  5. ^ According to the amendments proposed in Bill C-10, the onus of proof would lie with the Crown prosecutor who files an application to impose an adult sentence on a young person. To have an adult sentence imposed, the prosecutor will have to convince the youth court that: the presumption of diminished moral blameworthiness or culpability of the young person is rebutted; and a youth sentence would not be of sufficient length to hold the young person accountable for his or her offending behaviour (clause 183 of the bill). The amendment in Bill C-4 explicitly stated that the court must be satisfied beyond a reasonable doubt that both of these criteria were met to impose an adult sentence. However, Bill C-10 does not state which standard of proof is to be used, leaving some uncertainty as to what standard the court is to apply in such circumstances. Under the current rules of the YCJA, in its decision to impose an adult sentence, a youth court must consider the seriousness and circumstances of the offence, the age, maturity, character, background and previous record of the young person and any other factors it deems relevant.76 9.2.7 Place of Detention (Clause 186) Currently the youth court decides, after a hearing, on the appropriate place of detention.
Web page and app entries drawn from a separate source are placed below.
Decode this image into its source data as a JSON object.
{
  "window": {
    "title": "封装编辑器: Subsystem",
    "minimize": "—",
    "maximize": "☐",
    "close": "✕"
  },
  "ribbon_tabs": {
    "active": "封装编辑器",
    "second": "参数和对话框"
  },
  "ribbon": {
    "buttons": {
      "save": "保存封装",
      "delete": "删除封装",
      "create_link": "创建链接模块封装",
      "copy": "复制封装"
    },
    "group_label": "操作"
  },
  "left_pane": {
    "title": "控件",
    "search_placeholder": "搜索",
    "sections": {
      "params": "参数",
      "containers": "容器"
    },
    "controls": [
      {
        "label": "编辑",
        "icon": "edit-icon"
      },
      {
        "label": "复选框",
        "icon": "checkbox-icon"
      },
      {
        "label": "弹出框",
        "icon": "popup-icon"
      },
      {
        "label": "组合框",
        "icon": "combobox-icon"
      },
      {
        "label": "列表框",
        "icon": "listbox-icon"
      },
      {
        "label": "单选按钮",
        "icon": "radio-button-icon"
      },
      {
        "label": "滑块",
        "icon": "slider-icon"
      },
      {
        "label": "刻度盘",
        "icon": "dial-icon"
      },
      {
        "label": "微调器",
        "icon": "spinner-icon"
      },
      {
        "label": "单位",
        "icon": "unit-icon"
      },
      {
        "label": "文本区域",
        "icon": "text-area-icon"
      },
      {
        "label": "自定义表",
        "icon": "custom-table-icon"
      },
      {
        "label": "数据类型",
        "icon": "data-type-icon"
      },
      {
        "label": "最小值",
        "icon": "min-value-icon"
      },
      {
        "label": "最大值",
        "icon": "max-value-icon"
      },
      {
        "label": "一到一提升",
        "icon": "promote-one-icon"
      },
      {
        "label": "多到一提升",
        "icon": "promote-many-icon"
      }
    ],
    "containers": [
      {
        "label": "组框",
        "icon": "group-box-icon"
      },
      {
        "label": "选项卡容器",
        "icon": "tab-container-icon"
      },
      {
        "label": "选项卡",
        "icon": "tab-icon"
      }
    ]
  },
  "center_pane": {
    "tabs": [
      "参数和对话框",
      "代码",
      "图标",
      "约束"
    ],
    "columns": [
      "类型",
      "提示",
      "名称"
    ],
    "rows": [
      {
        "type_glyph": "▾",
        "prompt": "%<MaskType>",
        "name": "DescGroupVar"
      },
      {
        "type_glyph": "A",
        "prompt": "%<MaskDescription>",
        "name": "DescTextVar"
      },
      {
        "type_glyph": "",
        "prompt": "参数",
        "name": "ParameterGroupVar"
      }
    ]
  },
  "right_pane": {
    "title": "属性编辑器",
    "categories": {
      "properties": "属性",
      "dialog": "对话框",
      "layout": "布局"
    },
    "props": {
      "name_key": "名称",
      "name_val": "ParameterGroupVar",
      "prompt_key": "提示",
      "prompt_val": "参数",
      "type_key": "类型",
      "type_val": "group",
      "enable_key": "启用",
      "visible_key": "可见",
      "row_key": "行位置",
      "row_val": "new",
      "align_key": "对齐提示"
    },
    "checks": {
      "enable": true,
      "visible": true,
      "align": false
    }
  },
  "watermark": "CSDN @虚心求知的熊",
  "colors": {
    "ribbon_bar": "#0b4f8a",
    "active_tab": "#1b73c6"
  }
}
Section 76(2) of the YCJA provides for a presumption based on the age of the young person: If the young person is under the age of 18 years at the time that he or she is sentenced, the court shall order that he or she be placed in a youth custody facility. If the young person is 18 years or older at the time that he or she is sentenced, the court shall order that he or she serve the sentence in a provincial correctional facility for adults or, if the sentence is two years or more, in a federal penitentiary for adults.77 However, the court may order that a young person under the age of 18 will serve his or her sentence in a correctional facility for adults if the Crown prosecutor proves, for example, that the young person is preventing or impeding the progress of other young persons confined at a place of detention and presents a threat to their safety.78 Clause 186 of the bill replaces section 76(2) of the YCJA in order to remove the possibility that a young person under the age of 18 might serve his or her sentence at an adult correctional facility. The bill thus provides that young persons under the age of 18 will, in all cases, serve their sentences at a youth custody facility.

External links[edit]